After unraveling the mystery of frozen food weight, it is clear that frozen food does not weigh more in general. The weight changes observed in frozen meat and other proteins are primarily due to moisture loss during the freezing process.

It is important to note that freezing can cause some moisture to evaporate. This can lead to a reduction in weight compared to fresh meat. However, once the frozen meat is cooked, any remaining moisture will be released, resulting in a slight increase in weight.

The impact of freezing on meat and chicken weight varies depending on factors such as the initial moisture content and how well the food is sealed before freezing. Proper packaging can help minimize moisture loss and preserve the original weight more effectively.

Analyzing the weight changes in frozen proteins reveals that while there may be slight variations due to moisture loss or gain, these differences are generally minimal and do not significantly affect the overall quantity of food you receive.

Comparing frozen fish with thawed fish shows that there might be a slight decrease in weight after thawing due to some water loss. However, this does not mean that frozen fish weighs more than its thawed counterpart.

In conclusion, while there may be minor fluctuations in weightThey are primarily attributed to moisture changes rather than an actual increase or decrease in mass. It’s essential for consumers to understand these nuances so they can make informed decisions about their purchases.

If you’re concerned about getting accurate measurements for your recipes or portion control purposes, we recommend weighing your ingredients before freezing them and using those measurements as a reference point when cooking with frozen foods.

Remember, always follow proper storage guidelines for freezing your food items and ensure they are properly sealed to maintain quality and minimize any potential weight changes.


Q: Can I rely on package labels for accurate weights of frozen food?

A: Package labels provide approximate weights of frozen food, but it’s important to note that these weights may vary due to moisture loss or gain during freezing. It’s best to use package labels as a general guideline rather than relying solely on them for precise measurements.

Q: Does freezing affect the nutritional value of food?

A: Freezing can cause minimal nutrient loss in some foods, but overall, it is an effective method for preserving the nutritional value of food. The impact on nutrients depends on factors such as storage time and temperature. Proper packaging and quick freezing methods can help retain nutrients more effectively.
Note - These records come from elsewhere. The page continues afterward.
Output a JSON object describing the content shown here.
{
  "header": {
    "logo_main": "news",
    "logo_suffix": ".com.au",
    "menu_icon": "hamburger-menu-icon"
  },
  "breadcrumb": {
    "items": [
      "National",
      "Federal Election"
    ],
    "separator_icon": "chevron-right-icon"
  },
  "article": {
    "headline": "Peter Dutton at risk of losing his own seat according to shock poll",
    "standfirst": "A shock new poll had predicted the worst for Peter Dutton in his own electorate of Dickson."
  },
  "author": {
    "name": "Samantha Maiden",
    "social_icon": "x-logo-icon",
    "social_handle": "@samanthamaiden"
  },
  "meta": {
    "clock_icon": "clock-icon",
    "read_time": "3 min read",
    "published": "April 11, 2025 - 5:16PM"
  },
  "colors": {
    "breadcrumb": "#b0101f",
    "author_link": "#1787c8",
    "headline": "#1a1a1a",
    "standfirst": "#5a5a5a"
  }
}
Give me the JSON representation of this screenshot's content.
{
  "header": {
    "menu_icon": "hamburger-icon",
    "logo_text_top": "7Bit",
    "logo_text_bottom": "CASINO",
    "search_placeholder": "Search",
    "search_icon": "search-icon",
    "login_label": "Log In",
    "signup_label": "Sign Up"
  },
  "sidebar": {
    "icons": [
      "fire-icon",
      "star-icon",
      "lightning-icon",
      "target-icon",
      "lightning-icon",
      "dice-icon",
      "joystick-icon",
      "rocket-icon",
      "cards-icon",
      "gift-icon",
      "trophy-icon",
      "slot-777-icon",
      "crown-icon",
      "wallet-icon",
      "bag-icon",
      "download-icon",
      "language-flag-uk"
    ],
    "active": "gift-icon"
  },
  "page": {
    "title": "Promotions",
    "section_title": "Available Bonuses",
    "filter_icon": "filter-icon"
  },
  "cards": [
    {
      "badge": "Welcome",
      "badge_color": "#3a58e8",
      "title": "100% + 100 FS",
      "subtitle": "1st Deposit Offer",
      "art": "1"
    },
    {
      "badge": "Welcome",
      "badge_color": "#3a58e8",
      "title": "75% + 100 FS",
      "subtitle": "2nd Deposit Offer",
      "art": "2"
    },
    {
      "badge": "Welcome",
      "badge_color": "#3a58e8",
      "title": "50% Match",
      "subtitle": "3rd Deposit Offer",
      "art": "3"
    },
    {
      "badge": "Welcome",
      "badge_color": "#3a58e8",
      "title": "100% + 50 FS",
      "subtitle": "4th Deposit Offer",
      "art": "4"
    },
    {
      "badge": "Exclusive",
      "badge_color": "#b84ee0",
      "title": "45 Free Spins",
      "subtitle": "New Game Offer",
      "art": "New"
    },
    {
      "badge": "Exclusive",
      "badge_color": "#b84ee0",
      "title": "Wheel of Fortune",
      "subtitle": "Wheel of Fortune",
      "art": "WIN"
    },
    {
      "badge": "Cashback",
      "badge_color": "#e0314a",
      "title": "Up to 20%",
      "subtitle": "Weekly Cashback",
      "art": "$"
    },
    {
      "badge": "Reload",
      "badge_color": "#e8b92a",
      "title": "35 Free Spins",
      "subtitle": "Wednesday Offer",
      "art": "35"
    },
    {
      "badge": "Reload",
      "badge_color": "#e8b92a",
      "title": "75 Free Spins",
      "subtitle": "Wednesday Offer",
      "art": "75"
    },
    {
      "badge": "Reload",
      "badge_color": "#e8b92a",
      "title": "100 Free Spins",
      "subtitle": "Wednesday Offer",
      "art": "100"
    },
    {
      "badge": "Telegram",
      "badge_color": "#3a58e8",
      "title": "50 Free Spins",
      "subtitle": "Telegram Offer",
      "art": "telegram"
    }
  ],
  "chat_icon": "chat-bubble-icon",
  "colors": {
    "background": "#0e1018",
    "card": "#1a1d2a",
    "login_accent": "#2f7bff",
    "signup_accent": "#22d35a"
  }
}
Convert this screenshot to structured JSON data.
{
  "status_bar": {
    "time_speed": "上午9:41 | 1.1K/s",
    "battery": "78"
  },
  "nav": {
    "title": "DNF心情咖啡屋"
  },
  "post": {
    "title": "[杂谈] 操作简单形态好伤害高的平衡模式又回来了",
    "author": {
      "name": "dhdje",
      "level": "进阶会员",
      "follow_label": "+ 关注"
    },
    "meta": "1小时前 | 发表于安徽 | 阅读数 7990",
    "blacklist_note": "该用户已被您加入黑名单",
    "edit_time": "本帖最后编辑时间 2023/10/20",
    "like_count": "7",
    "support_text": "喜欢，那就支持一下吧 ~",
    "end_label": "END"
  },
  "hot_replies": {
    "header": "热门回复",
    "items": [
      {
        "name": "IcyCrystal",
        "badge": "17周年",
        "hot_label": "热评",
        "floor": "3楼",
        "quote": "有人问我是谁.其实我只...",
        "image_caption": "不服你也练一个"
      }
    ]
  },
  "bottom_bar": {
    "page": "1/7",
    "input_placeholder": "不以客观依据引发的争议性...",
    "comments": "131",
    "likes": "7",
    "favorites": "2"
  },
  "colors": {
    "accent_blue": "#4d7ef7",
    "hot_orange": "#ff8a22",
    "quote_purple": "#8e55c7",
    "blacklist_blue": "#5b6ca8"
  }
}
Q: How should I store frozen food to minimize weight changes?

A: To minimize weight changes, ensure that your frozen food is properly sealed in airtight containers or freezer bags. This helps prevent moisture loss or absorption. Storing your frozen items at consistently low temperatures will contribute to maintaining their quality and minimizing any potential weight fluctuations.

Q: Can I refreeze thawed frozen food?

A: It is generally safe to refreeze thawed frozen food if it was thawed properly in the refrigerator and kept at a safe temperature (below 40°F/4°C). However, each specific type of food has its own guidelines for safety and quality, so it’s essential to refer to reputable sources or consult with experts when in doubt.

Q: Are there any precautions I should take when handling frozen food?

A: When handling frozen food, it is crucial to follow proper hygiene practices such as washing hands before and after handling, using separate utensils for raw and cooked foods, and avoiding cross-contamination. These precautions help maintain food safety standards regardless of any potential weight changes during freezing.

Note: The answers provided above are based on general knowledge and may vary depending on specific circumstances or products. It is always recommended to refer to reliable sources or consult with professionals for accurate information regarding individual cases.